Address: 3 Chokseok-ro 207-beongil, Jinju, Gyeongsangbuk-do
Tel. +82-55-741-2646
Price: KRW 8,000 for bibimbap

Cradle of Famed Suwon-Style Long Ribs: Bonsuwongalbi, Suwon

Bonsuwongalbi first began serving a local clientele in Yeongdong Market in Suwon in 1974. The family business, which began as a humble diner, was more famous for its galbitang (beef rib and broth soup) than grilled galbi. The huge ribs served in piping hot bowls of hearty soup drew locals’ attention. It was thanks to the sheer popularity of this soup that Bonsuwongalbi joined the ranks of the leading galbi houses in Suwon. Grilled beef ribs here are prepared first with a marinade made with salt, sugar, sesame oil, whole roasted sesame seeds, ground black pepper, minced scallion and garlic, ginger, starch syrup, and cheongju (refined Korean rice wine). Once well marinated, the ribs are cooked on a grill. The owner continues to abide by the family recipe of seasoning the ribs with salt instead of the usual soy sauce. Salt helps to preserve both the appetite-arousing color and flavor of beef.

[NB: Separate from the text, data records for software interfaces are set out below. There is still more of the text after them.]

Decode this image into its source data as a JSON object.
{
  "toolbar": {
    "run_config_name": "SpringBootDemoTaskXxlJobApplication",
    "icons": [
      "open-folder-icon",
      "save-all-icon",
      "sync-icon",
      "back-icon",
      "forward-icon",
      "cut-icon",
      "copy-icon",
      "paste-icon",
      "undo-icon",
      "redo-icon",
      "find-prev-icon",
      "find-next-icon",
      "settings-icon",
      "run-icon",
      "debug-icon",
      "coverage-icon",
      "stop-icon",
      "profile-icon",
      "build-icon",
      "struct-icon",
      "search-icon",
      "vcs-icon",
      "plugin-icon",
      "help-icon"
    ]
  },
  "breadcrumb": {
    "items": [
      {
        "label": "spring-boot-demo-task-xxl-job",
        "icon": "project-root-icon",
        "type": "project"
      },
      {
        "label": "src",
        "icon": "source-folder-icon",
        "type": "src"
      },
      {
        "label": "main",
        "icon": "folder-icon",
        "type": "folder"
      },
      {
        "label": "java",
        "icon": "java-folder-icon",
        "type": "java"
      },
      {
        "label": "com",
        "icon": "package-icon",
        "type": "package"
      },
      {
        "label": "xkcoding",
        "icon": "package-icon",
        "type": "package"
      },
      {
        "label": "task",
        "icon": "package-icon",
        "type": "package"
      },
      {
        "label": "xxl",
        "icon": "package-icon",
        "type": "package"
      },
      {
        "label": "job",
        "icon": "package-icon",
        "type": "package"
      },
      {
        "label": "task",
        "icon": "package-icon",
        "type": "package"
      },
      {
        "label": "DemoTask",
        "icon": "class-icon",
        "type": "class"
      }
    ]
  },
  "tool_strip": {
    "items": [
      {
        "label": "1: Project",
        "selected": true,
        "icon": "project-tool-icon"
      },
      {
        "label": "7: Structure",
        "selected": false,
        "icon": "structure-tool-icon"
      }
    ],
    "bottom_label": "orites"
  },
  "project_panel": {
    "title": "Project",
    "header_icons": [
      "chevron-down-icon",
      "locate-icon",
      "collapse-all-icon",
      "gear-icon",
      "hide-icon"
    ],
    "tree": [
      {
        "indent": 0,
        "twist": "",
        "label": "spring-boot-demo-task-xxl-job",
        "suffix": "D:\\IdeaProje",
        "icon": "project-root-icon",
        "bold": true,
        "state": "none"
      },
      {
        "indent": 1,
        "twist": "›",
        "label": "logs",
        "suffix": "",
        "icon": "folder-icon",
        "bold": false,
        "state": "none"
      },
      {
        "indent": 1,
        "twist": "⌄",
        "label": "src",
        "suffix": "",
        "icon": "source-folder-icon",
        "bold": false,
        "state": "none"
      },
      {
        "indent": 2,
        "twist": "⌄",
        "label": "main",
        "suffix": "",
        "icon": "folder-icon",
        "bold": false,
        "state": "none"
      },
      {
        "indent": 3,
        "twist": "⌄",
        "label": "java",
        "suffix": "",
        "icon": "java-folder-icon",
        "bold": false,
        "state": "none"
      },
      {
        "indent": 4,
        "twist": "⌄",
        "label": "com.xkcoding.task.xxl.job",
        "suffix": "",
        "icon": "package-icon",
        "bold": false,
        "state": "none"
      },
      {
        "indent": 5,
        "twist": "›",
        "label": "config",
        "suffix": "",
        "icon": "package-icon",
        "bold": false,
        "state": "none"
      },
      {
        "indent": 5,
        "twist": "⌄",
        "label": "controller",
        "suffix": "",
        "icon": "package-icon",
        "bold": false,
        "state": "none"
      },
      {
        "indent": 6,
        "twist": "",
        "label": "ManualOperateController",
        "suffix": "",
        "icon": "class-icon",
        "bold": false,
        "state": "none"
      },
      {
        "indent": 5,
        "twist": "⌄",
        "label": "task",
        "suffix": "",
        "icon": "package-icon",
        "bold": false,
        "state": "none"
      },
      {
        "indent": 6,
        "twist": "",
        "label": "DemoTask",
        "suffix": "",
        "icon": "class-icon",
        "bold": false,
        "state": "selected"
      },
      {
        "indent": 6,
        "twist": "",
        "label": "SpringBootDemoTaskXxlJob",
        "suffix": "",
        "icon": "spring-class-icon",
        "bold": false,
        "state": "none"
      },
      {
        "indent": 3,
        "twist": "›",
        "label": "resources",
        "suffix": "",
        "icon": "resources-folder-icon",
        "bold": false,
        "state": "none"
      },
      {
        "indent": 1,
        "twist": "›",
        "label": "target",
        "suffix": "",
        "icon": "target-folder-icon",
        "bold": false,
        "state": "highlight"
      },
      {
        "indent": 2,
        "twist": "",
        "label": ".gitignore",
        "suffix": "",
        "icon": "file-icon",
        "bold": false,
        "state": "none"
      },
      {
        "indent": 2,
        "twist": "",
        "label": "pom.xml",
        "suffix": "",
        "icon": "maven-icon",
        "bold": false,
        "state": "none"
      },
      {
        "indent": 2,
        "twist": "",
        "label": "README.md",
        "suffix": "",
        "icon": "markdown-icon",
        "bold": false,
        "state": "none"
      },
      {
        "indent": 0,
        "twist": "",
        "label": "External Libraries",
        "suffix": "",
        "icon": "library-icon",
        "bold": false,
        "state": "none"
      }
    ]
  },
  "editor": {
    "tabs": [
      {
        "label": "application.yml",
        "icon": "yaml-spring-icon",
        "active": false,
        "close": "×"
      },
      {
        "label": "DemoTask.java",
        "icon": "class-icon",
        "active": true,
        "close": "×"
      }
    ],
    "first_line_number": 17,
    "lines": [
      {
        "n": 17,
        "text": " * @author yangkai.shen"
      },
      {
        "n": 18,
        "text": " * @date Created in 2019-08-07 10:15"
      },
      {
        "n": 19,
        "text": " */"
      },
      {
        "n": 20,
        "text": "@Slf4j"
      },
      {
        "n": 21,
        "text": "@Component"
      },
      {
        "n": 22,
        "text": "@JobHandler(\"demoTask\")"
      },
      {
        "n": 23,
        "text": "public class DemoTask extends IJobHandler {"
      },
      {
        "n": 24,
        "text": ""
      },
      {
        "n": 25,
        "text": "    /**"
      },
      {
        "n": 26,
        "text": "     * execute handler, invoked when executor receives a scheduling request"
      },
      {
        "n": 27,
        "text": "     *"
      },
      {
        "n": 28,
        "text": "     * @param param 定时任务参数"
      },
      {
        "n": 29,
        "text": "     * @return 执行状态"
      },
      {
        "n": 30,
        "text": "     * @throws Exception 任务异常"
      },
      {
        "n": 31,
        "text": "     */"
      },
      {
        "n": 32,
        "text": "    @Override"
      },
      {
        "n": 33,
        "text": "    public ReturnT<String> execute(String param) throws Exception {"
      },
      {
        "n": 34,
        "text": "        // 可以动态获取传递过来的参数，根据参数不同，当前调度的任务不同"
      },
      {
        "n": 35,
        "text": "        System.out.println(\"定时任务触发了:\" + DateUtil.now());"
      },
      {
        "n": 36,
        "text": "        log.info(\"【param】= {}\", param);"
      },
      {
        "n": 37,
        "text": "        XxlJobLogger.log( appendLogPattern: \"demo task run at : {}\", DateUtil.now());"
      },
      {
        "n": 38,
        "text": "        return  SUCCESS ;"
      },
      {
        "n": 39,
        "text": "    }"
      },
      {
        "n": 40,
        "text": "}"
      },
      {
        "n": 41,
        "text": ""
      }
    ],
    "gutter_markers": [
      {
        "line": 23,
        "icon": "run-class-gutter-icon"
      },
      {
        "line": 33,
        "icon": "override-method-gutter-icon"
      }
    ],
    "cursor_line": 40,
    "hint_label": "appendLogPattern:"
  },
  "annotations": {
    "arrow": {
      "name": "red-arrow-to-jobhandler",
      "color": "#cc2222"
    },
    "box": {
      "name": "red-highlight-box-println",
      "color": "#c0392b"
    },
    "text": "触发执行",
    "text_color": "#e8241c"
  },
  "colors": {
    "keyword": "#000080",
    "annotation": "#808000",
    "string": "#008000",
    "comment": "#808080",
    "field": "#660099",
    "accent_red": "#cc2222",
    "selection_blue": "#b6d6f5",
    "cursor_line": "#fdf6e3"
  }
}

Address: 41 Jungbu-daero 223-beongil, Paldal-gu, Suwon, Gyeonggi-do
Tel. +82-31-211-8434
Prices: KRW 46,000 for unmarinated beef ribs (per portion); KRW 43,000 for marinated beef ribs (per portion)